I did mention, though, that not all "migraines" are in fact the classic migraine described here. "Cluster headaches" - so named because the headaches occur in "clusters" that frequently occur at the same time each day, with pain in the same area of face and/or head, and occur for weeks or even months at a time - vary from migraines and conventional headaches because it appears that they *do* involve some unusual brain cell activity. Cluster headaches are not preceded by auras, and the pain is quite often confined to one side of the face and head. They are still treated with some of the same drugs as headaches and migraines, as well as a few specific drugs to disrupt the activity of the neurons that trigger the headache. If these treatment options fail, the docs need to take a look inside the head - not to see if there is anything missing, but to look for unusual blood vessel formation or something that might be causing pressure.
Headache is all about blood pressure and blood flow, since this Guide is all about brain disorders at plot devices, it is important to consider what could cause headaches and migraines to stop or start - and that comes down to anything that disrupts blood flow. Physical head injury, hormonal changes (puberty, pregnancy, menopause), blood loss, allergy, surgery - all of these could trigger the onset, or mark the cessation of a lifetime of headaches. Don't forget the debilitating effects - imagine if during his Labours, Hercules had needed go lie down for 3 days to allow a migraine to pass! Then again, a headache-ridden Theseus may have welcomed the dark and dank Labyrinth and slain the minotaur if only for access to a refuge from sun and sea!
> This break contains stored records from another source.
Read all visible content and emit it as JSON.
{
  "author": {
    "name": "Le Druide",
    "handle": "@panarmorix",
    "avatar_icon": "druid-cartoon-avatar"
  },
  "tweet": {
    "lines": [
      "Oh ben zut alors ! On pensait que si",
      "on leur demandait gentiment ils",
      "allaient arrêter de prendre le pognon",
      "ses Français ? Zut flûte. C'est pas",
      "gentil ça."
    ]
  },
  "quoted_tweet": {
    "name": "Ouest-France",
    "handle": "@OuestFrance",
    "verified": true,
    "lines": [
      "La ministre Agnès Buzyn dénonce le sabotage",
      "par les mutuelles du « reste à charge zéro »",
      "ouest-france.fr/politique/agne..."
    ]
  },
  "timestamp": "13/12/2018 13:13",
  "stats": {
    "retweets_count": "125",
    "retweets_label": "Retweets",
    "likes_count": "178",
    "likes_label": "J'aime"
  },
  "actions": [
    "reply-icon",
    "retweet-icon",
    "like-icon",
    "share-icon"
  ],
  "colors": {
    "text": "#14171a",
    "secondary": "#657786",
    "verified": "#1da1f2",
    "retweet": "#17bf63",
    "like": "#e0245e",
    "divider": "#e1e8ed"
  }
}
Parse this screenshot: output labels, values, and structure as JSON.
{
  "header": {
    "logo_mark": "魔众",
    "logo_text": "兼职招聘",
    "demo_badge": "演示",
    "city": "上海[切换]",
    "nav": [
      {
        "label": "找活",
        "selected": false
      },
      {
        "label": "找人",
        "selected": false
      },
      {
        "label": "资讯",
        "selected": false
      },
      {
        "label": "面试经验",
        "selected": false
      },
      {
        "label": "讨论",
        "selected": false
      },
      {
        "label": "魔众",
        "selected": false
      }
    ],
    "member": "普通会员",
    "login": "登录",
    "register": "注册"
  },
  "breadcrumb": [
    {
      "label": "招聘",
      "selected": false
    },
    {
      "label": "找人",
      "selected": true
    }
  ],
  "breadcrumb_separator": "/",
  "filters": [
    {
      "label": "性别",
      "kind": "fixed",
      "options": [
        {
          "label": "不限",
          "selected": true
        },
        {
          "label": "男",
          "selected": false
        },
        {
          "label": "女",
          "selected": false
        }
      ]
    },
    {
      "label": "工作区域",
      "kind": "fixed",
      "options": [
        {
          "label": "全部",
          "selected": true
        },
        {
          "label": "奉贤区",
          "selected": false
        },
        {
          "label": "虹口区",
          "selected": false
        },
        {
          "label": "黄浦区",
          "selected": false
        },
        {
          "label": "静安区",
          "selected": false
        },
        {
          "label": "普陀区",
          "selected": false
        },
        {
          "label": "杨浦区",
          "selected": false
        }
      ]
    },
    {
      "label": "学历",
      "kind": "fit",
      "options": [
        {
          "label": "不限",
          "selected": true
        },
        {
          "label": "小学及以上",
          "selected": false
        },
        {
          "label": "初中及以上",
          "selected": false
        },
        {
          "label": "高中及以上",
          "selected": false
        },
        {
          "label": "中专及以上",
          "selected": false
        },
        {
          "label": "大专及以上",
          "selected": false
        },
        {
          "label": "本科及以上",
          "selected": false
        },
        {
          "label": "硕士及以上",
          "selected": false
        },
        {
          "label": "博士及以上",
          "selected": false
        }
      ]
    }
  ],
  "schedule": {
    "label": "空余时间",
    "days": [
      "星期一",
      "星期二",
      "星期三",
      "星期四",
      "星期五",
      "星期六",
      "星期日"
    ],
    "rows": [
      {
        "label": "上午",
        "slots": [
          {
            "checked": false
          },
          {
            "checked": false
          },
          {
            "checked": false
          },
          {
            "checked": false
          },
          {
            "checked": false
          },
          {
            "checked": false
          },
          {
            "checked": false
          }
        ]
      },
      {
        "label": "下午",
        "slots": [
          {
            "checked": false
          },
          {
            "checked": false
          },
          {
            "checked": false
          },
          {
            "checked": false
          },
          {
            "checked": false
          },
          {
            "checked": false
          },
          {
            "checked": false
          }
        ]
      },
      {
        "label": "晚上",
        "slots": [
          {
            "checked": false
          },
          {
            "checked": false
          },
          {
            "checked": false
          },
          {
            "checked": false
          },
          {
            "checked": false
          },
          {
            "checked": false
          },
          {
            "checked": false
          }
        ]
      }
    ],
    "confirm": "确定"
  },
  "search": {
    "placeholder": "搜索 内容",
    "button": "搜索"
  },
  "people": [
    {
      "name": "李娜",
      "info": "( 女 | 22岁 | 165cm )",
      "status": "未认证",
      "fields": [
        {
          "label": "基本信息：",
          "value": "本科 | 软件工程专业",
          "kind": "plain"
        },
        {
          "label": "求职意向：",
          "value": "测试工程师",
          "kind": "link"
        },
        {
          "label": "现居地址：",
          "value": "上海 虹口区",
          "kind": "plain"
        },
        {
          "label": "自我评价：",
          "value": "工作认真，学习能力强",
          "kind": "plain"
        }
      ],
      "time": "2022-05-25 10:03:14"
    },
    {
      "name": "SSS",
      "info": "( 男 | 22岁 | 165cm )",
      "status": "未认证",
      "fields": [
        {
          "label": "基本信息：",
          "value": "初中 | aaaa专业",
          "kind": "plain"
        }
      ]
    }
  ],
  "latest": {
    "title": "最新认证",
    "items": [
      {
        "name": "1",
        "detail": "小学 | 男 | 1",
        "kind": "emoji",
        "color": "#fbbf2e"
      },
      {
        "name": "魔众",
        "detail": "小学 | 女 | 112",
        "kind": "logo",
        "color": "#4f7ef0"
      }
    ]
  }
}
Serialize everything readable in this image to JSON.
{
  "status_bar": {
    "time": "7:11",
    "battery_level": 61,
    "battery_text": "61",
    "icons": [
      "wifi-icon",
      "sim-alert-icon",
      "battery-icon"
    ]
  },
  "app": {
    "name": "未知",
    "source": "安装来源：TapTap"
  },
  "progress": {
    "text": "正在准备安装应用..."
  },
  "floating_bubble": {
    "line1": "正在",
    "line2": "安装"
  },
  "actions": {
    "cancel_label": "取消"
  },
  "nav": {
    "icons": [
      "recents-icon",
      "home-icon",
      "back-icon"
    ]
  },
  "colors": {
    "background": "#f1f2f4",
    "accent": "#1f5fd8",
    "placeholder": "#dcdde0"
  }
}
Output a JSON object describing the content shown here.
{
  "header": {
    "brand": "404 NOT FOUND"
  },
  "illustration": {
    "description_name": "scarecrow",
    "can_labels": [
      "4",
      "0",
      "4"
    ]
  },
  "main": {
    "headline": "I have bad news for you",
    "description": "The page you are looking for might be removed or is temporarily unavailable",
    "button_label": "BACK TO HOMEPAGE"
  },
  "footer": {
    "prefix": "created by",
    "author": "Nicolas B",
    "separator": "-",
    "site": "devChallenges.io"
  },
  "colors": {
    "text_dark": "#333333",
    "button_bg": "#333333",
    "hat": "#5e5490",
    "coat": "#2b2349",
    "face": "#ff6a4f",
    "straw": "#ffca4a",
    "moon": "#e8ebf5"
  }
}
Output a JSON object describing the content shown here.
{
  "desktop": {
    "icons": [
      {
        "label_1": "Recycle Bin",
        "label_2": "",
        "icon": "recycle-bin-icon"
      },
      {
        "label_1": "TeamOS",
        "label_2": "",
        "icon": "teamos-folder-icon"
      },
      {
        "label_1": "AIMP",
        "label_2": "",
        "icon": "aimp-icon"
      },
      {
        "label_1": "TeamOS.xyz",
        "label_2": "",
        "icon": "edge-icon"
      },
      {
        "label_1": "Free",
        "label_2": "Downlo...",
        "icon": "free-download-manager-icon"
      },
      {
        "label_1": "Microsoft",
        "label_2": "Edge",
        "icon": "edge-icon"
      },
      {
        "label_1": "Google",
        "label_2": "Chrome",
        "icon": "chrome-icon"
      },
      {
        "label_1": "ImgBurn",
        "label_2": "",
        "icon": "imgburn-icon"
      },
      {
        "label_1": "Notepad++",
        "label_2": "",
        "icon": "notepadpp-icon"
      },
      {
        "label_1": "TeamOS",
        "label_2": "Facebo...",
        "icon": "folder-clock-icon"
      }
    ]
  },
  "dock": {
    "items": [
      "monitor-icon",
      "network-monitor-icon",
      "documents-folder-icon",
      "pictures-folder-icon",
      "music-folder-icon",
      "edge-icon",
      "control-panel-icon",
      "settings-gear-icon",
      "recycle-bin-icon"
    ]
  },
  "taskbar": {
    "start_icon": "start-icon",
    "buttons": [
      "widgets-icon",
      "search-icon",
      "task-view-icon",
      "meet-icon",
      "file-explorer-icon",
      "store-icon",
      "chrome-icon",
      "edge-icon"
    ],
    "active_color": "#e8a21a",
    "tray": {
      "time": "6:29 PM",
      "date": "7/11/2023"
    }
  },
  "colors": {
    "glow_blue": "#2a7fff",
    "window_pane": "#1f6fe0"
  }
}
Tomorrow, to complement this blog will be a short article on pain medication. Thanks for reading!